--- START ---

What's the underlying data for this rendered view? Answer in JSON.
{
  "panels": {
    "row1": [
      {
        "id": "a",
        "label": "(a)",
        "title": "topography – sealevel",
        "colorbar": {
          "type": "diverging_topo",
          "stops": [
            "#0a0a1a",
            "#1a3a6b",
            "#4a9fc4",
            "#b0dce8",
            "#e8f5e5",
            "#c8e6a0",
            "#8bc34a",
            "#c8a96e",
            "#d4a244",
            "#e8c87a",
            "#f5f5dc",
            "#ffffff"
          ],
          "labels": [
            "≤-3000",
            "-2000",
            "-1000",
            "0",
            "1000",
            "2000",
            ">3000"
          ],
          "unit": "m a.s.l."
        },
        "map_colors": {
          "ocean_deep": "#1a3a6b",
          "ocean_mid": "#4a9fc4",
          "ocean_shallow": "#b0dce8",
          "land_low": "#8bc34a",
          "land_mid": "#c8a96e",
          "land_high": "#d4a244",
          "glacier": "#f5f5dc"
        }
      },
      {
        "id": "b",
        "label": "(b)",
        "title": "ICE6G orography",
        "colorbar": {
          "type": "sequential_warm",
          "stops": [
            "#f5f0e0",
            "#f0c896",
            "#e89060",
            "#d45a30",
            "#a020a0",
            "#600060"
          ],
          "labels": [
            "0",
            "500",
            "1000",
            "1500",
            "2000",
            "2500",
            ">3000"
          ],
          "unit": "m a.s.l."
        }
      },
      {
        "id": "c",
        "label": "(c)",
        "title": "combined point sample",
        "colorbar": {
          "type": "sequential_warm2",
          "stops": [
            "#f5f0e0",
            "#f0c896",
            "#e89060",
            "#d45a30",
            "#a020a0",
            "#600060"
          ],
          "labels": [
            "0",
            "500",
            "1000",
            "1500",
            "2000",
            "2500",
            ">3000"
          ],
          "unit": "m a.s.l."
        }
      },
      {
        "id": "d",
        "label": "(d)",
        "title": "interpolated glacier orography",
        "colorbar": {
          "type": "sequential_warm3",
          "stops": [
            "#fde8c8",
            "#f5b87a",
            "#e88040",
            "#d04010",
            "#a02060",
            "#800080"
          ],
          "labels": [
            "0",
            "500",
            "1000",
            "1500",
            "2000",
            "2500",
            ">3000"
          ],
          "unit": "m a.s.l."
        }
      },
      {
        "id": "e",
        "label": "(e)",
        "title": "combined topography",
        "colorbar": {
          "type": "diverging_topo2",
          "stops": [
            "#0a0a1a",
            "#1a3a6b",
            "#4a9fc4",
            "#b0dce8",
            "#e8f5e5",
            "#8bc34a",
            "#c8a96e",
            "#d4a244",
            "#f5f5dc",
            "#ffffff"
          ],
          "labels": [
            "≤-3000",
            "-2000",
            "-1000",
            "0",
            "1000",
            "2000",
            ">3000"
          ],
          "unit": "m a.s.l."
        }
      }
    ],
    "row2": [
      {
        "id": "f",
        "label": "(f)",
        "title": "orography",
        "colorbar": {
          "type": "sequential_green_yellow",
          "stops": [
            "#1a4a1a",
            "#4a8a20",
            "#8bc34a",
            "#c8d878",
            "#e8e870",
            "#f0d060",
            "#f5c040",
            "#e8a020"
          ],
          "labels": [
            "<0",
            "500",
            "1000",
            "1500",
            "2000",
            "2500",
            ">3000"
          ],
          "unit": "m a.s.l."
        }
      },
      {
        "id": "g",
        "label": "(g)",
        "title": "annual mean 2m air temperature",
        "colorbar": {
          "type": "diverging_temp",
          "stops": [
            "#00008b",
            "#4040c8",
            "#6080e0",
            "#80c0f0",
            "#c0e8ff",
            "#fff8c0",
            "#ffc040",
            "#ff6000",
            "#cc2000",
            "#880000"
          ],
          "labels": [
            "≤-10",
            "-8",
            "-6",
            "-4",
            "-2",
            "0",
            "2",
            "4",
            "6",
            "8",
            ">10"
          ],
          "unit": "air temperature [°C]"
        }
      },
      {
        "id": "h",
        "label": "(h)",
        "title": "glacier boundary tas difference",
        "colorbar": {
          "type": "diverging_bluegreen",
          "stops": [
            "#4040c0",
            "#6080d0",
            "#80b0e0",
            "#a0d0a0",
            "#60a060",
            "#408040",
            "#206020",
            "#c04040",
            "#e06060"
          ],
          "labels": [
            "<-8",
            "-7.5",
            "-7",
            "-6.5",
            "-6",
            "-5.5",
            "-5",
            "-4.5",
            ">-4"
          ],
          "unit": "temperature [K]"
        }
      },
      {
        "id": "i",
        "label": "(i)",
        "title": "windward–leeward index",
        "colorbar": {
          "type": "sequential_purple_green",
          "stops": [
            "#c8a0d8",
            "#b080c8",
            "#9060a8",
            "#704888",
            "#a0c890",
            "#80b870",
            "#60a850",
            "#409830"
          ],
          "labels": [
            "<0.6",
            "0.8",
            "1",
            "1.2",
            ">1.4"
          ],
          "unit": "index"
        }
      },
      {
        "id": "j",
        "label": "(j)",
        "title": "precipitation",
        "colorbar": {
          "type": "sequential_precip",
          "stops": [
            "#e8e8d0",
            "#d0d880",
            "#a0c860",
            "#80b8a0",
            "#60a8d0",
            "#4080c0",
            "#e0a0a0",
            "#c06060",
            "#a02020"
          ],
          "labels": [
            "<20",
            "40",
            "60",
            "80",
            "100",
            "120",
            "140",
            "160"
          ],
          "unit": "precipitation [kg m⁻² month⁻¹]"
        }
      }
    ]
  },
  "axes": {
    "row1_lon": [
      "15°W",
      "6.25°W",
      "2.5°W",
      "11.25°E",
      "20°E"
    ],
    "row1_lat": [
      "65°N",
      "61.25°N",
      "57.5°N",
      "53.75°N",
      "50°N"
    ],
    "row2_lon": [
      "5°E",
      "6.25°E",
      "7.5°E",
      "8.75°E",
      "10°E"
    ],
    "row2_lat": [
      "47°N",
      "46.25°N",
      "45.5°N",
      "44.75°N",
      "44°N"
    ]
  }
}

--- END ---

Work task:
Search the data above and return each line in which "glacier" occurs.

Solved exercise:
          "glacier": "#f5f5dc"
        "title": "interpolated glacier orography",
        "title": "glacier boundary tas difference",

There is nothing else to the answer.